▸ **Directions**
Print out the entries below with no edits.

-- Supplied material follows --

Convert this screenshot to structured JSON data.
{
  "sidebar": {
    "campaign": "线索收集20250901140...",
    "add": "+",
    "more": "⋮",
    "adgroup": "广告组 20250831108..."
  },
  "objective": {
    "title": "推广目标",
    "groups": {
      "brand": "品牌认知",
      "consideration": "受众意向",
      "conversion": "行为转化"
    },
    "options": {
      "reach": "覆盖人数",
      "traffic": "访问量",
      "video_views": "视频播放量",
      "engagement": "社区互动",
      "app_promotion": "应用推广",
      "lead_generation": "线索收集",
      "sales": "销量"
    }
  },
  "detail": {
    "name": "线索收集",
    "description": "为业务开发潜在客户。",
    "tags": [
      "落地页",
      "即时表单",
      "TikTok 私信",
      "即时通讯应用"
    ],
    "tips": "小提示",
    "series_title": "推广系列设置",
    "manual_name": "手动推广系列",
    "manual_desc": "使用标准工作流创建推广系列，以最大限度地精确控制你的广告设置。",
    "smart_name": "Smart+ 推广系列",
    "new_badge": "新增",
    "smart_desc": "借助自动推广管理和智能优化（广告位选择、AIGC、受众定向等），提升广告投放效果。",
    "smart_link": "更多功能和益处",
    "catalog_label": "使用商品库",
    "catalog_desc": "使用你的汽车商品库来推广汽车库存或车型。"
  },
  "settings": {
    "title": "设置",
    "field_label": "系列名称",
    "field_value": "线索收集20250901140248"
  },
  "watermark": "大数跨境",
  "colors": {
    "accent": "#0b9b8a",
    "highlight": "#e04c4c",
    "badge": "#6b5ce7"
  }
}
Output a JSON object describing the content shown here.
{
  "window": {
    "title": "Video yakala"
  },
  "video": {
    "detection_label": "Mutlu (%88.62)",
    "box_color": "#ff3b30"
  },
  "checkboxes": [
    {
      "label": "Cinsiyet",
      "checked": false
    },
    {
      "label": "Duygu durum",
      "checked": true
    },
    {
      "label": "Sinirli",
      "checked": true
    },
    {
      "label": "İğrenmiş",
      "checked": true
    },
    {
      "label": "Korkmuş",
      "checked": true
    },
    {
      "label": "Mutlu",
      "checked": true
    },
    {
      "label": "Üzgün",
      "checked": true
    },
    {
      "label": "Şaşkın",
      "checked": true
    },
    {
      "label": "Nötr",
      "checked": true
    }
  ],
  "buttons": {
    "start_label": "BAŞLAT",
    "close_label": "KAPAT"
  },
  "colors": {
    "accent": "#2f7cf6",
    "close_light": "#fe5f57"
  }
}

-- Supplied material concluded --

▸ **Task answer**
Convert this screenshot to structured JSON data.
{
  "sidebar": {
    "campaign": "线索收集20250901140...",
    "add": "+",
    "more": "⋮",
    "adgroup": "广告组 20250831108..."
  },
  "objective": {
    "title": "推广目标",
    "groups": {
      "brand": "品牌认知",
      "consideration": "受众意向",
      "conversion": "行为转化"
    },
    "options": {
      "reach": "覆盖人数",
      "traffic": "访问量",
      "video_views": "视频播放量",
      "engagement": "社区互动",
      "app_promotion": "应用推广",
      "lead_generation": "线索收集",
      "sales": "销量"
    }
  },
  "detail": {
    "name": "线索收集",
    "description": "为业务开发潜在客户。",
    "tags": [
      "落地页",
      "即时表单",
      "TikTok 私信",
      "即时通讯应用"
    ],
    "tips": "小提示",
    "series_title": "推广系列设置",
    "manual_name": "手动推广系列",
    "manual_desc": "使用标准工作流创建推广系列，以最大限度地精确控制你的广告设置。",
    "smart_name": "Smart+ 推广系列",
    "new_badge": "新增",
    "smart_desc": "借助自动推广管理和智能优化（广告位选择、AIGC、受众定向等），提升广告投放效果。",
    "smart_link": "更多功能和益处",
    "catalog_label": "使用商品库",
    "catalog_desc": "使用你的汽车商品库来推广汽车库存或车型。"
  },
  "settings": {
    "title": "设置",
    "field_label": "系列名称",
    "field_value": "线索收集20250901140248"
  },
  "watermark": "大数跨境",
  "colors": {
    "accent": "#0b9b8a",
    "highlight": "#e04c4c",
    "badge": "#6b5ce7"
  }
}
Output a JSON object describing the content shown here.
{
  "window": {
    "title": "Video yakala"
  },
  "video": {
    "detection_label": "Mutlu (%88.62)",
    "box_color": "#ff3b30"
  },
  "checkboxes": [
    {
      "label": "Cinsiyet",
      "checked": false
    },
    {
      "label": "Duygu durum",
      "checked": true
    },
    {
      "label": "Sinirli",
      "checked": true
    },
    {
      "label": "İğrenmiş",
      "checked": true
    },
    {
      "label": "Korkmuş",
      "checked": true
    },
    {
      "label": "Mutlu",
      "checked": true
    },
    {
      "label": "Üzgün",
      "checked": true
    },
    {
      "label": "Şaşkın",
      "checked": true
    },
    {
      "label": "Nötr",
      "checked": true
    }
  ],
  "buttons": {
    "start_label": "BAŞLAT",
    "close_label": "KAPAT"
  },
  "colors": {
    "accent": "#2f7cf6",
    "close_light": "#fe5f57"
  }
}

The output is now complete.